**Task to carry out:** Show me every line in the listing that has the word "title".

**Task data:**
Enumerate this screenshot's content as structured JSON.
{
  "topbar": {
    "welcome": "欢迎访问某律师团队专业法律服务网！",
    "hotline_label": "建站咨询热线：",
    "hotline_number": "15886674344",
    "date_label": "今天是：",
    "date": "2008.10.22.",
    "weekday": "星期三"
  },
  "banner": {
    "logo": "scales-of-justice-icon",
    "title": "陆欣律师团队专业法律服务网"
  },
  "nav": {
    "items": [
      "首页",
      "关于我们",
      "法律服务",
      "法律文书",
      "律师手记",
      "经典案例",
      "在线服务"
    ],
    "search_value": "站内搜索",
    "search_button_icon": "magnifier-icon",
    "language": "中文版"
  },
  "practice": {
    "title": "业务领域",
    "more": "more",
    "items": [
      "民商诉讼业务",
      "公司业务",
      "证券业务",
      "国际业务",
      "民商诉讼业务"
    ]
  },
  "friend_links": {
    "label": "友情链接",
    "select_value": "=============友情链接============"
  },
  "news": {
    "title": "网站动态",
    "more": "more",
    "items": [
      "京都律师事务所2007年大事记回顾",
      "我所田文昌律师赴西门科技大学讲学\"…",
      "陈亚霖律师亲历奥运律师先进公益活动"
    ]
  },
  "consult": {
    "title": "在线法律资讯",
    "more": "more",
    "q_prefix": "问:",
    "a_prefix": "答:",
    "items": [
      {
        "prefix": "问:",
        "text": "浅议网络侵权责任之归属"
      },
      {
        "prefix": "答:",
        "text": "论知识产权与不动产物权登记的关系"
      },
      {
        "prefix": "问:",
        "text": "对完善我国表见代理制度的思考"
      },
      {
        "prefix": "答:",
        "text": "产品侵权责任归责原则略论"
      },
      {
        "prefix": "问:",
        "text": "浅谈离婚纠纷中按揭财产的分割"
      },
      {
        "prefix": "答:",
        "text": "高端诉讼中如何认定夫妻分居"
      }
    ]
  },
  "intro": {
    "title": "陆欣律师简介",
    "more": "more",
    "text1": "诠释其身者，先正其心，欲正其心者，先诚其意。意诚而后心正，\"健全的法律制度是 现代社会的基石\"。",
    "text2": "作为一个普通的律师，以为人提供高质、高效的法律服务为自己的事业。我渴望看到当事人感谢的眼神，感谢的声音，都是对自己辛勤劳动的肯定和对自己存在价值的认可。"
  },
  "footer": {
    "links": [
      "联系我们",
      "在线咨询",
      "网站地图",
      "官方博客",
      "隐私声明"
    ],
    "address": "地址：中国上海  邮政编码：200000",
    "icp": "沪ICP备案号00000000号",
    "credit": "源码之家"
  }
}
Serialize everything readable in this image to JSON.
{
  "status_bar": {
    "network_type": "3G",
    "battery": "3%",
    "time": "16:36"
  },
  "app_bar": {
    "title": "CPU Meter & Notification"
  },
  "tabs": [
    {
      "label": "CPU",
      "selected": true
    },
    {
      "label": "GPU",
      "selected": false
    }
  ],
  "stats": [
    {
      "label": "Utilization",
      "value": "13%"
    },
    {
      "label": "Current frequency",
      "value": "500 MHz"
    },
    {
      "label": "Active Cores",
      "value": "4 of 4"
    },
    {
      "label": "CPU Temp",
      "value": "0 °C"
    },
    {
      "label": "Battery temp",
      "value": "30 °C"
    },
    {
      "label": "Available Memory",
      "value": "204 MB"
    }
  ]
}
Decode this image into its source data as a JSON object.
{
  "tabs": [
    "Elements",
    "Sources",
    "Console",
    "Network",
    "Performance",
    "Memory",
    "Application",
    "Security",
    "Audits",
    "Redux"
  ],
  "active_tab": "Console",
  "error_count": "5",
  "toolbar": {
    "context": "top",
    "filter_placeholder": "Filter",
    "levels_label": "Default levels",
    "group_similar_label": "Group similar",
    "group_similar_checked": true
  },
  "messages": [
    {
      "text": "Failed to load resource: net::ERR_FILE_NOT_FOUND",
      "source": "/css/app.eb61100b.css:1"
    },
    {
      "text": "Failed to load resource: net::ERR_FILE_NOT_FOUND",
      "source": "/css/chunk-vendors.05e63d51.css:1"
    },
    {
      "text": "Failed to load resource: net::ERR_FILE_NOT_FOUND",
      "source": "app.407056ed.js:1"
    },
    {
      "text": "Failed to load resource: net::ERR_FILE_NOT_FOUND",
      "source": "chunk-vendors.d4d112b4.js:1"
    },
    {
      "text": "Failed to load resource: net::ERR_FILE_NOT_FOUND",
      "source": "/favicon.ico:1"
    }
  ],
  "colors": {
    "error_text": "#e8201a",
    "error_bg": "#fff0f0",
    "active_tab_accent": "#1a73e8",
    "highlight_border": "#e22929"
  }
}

**Exercise solution:**
    "title": "陆欣律师团队专业法律服务网"
    "title": "业务领域",
    "title": "网站动态",
    "title": "在线法律资讯",
    "title": "陆欣律师简介",
    "title": "CPU Meter & Notification"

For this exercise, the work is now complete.